I tend to be of the opinion that making relationship agreements about emotions is generally a bad idea; my observation is that most people who do such a thing wind up bitten on the ass by it. (If someone were to ask me for advice on making such a commitment, I would tell them it is ill-advised.)
Infidelity is breaking faith; it’s going against whatever’s in one’s relationship commitments. I don’t think it’s possible to answer the question of what is betrayal without knowing what the other people’s commitments are; further, I think that a lot of damage is done to relationships by people presuming that their partners share their cultural basis for what having a relationship automatically entails, relationship-wise. Sometimes people get lucky and actually did share the same culture; more often, someone does something that’s entirely acceptable within their cultural background and someone else feels betrayed by it.

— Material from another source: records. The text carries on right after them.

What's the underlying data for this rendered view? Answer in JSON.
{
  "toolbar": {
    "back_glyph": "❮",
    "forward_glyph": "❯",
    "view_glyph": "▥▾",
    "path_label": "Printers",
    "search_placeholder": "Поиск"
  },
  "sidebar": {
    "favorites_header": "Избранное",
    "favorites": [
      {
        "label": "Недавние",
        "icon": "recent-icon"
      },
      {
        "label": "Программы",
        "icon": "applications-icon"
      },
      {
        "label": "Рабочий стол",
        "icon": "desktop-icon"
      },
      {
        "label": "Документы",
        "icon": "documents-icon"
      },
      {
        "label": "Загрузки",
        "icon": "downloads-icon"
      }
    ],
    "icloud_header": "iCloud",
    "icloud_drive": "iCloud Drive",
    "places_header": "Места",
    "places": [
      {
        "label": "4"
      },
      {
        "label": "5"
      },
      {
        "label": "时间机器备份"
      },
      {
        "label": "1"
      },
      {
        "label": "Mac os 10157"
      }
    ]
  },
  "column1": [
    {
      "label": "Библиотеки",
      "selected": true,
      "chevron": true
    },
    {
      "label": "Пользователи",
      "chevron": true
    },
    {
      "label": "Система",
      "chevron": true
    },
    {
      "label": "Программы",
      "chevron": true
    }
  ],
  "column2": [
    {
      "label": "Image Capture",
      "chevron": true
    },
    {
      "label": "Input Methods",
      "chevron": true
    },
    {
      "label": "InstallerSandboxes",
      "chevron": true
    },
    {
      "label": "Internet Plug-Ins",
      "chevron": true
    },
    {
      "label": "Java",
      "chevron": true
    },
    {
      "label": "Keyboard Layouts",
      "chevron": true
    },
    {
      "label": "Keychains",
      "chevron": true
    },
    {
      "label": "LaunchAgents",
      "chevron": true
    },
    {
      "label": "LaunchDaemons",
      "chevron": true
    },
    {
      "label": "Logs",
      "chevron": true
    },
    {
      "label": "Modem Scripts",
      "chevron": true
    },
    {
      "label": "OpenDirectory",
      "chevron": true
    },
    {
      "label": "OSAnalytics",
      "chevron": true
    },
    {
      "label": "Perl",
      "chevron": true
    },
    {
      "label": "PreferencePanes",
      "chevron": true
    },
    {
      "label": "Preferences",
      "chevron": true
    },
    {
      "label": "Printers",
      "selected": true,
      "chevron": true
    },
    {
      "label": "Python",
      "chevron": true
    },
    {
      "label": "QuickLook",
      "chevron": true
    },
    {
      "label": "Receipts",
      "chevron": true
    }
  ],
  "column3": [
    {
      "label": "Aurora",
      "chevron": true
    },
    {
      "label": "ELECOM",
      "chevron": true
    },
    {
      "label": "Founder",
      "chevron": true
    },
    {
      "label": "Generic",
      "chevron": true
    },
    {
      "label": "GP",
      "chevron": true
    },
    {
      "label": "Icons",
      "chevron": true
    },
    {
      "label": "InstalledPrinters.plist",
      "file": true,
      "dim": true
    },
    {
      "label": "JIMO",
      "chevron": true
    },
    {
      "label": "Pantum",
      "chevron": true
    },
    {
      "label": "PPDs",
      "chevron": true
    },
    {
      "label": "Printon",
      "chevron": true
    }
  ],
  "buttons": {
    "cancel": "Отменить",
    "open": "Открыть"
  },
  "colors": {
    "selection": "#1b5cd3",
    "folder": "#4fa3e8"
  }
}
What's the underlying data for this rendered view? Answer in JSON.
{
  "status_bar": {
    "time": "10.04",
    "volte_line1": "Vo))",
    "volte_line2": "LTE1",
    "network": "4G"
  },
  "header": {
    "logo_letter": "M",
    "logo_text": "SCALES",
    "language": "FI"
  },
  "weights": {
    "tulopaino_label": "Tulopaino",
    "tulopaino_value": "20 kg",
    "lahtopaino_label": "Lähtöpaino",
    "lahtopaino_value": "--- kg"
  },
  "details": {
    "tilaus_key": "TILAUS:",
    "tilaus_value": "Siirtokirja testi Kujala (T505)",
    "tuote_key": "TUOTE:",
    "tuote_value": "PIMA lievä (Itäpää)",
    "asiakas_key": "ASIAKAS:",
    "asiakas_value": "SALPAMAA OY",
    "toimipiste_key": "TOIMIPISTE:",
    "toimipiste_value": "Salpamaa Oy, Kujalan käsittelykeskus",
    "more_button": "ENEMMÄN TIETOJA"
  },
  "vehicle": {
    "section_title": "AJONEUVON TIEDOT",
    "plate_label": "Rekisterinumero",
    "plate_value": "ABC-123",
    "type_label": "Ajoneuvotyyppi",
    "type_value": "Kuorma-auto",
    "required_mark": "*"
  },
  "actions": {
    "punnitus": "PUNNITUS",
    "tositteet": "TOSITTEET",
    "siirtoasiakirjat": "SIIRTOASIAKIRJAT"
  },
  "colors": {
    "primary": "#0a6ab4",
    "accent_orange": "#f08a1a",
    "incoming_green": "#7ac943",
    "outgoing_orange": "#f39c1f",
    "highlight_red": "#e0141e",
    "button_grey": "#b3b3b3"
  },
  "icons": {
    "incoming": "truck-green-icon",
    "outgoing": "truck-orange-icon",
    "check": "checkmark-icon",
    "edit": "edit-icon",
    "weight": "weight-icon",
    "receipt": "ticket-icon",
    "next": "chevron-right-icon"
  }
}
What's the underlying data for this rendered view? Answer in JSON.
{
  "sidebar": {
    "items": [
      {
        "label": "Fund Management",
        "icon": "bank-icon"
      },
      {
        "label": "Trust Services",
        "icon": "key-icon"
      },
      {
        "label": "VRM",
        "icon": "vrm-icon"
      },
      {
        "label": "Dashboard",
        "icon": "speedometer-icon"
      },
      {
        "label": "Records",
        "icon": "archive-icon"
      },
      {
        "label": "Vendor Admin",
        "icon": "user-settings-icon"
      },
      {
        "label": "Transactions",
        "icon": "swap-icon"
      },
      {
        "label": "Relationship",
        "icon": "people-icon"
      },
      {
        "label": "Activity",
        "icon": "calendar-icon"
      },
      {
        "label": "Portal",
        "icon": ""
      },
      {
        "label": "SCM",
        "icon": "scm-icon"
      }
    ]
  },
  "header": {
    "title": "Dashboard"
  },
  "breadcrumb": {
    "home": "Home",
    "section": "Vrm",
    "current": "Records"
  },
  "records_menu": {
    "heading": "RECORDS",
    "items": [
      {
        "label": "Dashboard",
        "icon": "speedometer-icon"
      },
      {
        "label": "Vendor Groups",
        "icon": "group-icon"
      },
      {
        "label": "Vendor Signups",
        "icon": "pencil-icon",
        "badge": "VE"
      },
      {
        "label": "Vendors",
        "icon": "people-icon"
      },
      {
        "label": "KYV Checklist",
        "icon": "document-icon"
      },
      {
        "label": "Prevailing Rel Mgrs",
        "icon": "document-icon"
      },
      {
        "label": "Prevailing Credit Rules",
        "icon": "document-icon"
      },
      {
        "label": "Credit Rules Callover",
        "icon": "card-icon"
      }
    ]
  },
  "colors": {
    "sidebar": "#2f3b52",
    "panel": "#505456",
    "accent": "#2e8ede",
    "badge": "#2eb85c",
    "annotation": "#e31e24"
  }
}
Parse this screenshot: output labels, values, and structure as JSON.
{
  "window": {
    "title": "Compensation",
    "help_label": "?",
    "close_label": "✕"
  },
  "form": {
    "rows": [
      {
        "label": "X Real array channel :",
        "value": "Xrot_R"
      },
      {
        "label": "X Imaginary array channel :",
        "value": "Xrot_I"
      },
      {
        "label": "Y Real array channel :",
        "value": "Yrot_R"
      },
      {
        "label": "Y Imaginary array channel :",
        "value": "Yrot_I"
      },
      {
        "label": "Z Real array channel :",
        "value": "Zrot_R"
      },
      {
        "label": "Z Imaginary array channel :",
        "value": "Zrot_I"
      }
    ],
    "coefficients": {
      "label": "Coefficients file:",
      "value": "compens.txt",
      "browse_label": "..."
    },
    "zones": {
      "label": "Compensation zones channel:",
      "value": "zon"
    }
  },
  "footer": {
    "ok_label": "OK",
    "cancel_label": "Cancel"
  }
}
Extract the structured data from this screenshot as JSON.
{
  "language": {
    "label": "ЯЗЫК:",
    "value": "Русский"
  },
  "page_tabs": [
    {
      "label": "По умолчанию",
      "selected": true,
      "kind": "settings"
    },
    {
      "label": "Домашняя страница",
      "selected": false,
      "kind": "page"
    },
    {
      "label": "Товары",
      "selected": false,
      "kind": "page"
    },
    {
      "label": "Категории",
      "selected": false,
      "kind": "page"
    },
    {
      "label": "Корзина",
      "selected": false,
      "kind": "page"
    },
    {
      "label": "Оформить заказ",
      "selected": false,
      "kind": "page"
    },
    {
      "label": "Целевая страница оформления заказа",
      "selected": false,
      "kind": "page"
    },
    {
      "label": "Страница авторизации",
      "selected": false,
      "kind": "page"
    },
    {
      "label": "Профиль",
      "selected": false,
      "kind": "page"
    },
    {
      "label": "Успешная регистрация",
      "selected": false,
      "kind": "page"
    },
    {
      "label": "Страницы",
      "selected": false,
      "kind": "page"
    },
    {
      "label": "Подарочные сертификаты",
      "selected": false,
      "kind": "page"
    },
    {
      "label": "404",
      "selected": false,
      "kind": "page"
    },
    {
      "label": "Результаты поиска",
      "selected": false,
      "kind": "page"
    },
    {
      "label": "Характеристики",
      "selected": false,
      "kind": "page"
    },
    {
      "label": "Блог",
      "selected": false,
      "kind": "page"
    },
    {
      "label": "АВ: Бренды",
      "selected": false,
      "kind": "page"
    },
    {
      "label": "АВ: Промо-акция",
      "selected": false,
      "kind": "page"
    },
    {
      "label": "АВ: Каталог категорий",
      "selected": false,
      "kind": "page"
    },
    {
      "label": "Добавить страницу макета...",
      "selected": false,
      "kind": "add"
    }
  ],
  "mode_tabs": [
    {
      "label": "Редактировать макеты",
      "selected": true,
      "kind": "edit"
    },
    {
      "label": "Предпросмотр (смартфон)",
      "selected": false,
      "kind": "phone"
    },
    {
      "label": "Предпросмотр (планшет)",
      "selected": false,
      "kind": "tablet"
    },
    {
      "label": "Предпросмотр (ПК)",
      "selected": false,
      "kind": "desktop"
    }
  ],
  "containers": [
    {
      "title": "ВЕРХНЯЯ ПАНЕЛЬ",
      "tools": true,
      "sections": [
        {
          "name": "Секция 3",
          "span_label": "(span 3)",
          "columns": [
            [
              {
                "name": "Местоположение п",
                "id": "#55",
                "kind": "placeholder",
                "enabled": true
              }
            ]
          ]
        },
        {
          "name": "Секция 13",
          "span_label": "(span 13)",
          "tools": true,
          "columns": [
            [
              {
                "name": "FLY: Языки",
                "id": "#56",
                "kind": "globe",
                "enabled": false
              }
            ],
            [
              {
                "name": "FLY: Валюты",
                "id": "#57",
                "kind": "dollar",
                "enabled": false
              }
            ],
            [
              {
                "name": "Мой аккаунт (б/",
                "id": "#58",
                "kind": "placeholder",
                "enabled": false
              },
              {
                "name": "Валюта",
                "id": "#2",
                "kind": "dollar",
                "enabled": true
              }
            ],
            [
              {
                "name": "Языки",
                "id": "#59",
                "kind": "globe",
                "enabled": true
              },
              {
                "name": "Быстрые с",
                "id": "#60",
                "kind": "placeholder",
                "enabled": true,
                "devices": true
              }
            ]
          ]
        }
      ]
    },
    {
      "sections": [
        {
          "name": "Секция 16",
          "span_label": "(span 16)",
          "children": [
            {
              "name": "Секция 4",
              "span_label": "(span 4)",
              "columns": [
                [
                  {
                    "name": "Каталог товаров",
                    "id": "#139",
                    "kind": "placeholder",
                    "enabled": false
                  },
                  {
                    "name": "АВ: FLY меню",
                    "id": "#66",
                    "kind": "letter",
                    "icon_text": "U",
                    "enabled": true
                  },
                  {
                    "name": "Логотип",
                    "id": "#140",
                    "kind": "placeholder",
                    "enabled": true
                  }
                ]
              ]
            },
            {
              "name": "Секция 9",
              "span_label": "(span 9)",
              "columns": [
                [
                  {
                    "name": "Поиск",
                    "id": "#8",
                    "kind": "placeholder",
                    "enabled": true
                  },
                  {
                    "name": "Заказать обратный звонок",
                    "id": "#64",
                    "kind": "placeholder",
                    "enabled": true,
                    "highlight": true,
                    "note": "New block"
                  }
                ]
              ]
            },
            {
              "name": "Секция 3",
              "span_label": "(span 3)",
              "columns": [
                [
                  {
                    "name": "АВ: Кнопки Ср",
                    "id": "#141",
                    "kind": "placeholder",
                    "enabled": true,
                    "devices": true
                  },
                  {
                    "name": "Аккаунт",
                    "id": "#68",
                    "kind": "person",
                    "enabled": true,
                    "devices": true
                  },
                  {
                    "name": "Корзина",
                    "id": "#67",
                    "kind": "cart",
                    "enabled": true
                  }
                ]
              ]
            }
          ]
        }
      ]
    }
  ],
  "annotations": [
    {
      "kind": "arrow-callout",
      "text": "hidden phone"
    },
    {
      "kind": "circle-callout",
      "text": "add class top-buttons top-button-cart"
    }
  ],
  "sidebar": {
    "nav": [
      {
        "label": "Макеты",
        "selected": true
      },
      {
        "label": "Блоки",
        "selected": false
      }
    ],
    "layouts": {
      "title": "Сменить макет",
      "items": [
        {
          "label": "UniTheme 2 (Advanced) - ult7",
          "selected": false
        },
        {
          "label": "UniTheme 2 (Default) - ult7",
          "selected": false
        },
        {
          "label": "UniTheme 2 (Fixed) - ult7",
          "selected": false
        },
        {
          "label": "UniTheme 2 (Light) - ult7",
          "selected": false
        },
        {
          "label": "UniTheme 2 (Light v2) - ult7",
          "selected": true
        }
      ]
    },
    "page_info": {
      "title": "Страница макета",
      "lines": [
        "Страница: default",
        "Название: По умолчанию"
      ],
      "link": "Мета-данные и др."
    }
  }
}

Someone who comes to a relationship with the cultural belief that “relationship” = “emotional exclusivity” may well feel that they are being unfaithful in fantasising about or caring for someone else. Someone who comes to a relationship with the cultural belief that emotions are okay, just “doing something about it” isn’t may be shocked that their affection is considered infidelity; someone who thinks that “infidelity” requires “having sex” may get blindsided by someone’s claim of betrayal over having lunch with an attractive coworker. In my relationship system, “infidelity” requires “having sex without using a condom or other appropriate barrier protection” or “not telling me about it”.
(And I want my husband to come home so we can go out and hang with his local girlfriend and her partner. )